### Work request
Write out the lines starting at the one that holds "Convert this screenshot" and ending with the final line of the data, exactly and with no others.

[Page and application data records]

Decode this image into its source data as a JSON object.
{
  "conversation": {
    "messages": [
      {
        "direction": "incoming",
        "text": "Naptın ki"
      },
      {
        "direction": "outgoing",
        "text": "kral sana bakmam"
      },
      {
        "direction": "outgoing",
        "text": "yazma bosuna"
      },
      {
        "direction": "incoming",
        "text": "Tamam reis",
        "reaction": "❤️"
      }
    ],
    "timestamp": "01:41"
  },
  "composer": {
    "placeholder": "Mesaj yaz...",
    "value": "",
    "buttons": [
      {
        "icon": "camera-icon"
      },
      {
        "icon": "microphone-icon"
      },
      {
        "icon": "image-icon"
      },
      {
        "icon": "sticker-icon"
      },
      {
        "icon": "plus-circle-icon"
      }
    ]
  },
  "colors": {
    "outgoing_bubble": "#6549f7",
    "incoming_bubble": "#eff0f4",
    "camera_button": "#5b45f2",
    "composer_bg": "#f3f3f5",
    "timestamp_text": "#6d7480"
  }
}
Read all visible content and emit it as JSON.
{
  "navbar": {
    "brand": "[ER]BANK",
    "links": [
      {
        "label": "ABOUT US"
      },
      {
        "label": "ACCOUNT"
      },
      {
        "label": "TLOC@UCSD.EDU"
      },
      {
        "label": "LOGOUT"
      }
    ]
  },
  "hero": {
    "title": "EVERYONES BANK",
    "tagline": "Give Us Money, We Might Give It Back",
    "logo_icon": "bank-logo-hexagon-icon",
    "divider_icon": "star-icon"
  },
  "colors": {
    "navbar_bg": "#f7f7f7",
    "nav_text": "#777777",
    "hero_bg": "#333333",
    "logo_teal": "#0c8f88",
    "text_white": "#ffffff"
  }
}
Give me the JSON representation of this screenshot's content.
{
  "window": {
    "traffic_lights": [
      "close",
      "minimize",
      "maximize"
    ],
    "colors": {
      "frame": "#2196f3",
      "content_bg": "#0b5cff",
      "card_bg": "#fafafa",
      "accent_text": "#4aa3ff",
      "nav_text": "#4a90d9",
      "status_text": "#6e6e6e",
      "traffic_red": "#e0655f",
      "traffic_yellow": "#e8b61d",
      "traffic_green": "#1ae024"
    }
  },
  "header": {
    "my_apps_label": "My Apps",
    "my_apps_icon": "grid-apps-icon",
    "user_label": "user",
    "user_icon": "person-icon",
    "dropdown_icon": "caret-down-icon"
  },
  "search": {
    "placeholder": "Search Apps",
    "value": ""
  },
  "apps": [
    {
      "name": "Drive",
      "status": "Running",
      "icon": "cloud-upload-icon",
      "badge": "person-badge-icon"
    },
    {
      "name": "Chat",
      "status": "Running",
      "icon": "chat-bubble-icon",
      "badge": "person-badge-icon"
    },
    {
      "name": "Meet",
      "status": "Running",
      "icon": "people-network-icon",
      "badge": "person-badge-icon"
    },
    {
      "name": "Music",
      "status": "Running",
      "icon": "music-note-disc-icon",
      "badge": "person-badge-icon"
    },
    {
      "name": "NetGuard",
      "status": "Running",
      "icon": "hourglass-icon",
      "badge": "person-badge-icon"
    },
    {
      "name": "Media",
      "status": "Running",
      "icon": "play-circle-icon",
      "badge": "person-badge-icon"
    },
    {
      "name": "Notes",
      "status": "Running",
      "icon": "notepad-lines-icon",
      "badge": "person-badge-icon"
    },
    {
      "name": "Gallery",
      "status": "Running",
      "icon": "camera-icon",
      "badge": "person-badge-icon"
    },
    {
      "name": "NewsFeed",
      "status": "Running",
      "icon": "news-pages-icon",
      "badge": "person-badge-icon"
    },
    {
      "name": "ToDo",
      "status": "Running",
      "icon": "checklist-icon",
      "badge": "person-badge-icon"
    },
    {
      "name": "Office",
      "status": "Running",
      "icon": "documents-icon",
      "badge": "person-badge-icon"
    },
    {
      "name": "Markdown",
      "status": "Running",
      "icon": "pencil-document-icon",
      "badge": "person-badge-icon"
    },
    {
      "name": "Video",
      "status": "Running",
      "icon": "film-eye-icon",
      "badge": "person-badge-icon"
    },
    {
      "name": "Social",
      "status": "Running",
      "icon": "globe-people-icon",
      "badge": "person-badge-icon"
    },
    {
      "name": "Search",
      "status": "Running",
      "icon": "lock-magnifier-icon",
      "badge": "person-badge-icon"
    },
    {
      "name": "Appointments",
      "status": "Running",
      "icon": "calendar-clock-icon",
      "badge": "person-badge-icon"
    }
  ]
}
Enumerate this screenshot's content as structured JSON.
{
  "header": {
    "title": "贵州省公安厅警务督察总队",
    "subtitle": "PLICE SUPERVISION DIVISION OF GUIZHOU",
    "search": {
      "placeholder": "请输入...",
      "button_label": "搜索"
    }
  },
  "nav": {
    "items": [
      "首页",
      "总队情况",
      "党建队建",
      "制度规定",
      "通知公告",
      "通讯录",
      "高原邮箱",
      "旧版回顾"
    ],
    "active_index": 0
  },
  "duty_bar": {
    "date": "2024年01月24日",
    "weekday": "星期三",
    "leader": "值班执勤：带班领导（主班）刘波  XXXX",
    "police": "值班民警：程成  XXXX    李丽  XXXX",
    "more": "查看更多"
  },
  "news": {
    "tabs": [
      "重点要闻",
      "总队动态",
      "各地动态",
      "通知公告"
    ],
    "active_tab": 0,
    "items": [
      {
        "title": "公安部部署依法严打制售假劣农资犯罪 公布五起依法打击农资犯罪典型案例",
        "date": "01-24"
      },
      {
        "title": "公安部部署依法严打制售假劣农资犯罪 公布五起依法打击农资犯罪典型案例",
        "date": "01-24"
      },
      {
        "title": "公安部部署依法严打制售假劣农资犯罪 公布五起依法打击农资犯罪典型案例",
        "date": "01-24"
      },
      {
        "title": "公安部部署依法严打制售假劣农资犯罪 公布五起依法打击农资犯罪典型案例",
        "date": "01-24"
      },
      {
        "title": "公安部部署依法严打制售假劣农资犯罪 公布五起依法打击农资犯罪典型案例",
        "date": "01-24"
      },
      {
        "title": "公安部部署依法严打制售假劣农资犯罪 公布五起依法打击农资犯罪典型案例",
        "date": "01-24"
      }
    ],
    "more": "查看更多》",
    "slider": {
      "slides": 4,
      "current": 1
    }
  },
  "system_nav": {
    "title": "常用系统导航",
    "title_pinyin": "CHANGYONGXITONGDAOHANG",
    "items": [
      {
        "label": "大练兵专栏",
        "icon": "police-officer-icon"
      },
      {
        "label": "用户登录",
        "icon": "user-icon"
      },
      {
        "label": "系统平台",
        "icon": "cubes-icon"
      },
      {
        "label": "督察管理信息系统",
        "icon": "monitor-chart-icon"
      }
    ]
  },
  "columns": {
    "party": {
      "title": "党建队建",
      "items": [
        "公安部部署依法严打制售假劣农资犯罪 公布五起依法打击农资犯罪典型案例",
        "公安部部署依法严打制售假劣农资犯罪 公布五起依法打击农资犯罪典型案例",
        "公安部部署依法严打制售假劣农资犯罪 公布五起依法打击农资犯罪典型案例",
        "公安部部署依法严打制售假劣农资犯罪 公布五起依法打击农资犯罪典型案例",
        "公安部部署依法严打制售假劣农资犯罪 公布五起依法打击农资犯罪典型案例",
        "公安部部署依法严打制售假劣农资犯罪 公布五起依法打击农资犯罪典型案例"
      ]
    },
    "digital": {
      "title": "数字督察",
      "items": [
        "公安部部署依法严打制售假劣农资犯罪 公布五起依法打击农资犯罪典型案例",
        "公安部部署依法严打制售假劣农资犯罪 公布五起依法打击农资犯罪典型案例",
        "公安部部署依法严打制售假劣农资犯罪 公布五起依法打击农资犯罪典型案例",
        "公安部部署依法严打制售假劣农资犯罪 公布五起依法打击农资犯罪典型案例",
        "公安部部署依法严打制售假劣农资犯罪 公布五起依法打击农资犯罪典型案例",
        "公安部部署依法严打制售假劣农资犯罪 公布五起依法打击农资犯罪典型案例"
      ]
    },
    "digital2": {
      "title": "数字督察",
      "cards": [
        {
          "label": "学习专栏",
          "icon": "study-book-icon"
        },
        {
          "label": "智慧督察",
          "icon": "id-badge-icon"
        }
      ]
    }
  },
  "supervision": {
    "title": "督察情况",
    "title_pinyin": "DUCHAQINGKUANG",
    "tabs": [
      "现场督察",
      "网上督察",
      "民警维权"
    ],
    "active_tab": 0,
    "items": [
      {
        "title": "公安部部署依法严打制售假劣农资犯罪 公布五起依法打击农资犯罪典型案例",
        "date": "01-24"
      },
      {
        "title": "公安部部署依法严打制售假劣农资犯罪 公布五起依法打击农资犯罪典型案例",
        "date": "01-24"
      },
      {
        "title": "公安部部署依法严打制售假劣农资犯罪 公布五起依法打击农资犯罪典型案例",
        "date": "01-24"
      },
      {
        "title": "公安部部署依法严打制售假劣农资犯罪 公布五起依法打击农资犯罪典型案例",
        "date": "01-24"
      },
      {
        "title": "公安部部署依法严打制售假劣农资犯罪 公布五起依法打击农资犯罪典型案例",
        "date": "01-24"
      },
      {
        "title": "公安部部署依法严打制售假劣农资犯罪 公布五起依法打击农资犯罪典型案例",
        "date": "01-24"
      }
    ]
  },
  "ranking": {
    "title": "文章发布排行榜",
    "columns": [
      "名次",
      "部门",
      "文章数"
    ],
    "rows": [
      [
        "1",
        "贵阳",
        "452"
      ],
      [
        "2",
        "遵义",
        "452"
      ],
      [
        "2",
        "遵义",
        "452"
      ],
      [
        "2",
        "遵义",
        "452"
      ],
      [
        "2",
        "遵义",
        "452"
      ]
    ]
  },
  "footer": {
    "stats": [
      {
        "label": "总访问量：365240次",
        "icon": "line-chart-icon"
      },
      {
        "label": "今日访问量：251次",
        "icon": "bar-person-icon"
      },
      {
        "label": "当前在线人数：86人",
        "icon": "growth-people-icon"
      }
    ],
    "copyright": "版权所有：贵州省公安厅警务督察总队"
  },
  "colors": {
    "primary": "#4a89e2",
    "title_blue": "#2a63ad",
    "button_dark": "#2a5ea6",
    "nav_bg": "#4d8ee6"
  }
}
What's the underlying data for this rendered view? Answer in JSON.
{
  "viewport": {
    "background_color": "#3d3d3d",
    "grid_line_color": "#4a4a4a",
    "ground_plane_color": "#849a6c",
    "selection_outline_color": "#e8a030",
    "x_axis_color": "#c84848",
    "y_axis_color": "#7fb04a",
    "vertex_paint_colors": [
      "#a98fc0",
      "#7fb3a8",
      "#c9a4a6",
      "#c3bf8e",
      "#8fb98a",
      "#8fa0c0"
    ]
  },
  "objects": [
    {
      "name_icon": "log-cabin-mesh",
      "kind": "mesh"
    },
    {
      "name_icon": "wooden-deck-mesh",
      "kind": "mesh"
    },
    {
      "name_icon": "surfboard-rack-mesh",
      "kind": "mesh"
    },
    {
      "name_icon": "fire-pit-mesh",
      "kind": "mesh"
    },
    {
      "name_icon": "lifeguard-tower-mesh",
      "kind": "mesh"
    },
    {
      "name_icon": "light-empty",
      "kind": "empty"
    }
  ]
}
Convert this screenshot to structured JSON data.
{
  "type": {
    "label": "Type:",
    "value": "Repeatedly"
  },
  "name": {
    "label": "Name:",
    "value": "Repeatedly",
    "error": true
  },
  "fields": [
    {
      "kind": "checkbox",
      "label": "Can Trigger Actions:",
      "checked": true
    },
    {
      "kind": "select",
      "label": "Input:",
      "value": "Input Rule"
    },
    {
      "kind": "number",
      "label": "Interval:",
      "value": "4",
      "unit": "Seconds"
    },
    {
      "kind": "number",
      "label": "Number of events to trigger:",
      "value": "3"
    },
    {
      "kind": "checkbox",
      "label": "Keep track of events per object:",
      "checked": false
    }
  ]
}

### Your response
Convert this screenshot to structured JSON data.
{
  "type": {
    "label": "Type:",
    "value": "Repeatedly"
  },
  "name": {
    "label": "Name:",
    "value": "Repeatedly",
    "error": true
  },
  "fields": [
    {
      "kind": "checkbox",
      "label": "Can Trigger Actions:",
      "checked": true
    },
    {
      "kind": "select",
      "label": "Input:",
      "value": "Input Rule"
    },
    {
      "kind": "number",
      "label": "Interval:",
      "value": "4",
      "unit": "Seconds"
    },
    {
      "kind": "number",
      "label": "Number of events to trigger:",
      "value": "3"
    },
    {
      "kind": "checkbox",
      "label": "Keep track of events per object:",
      "checked": false
    }
  ]
}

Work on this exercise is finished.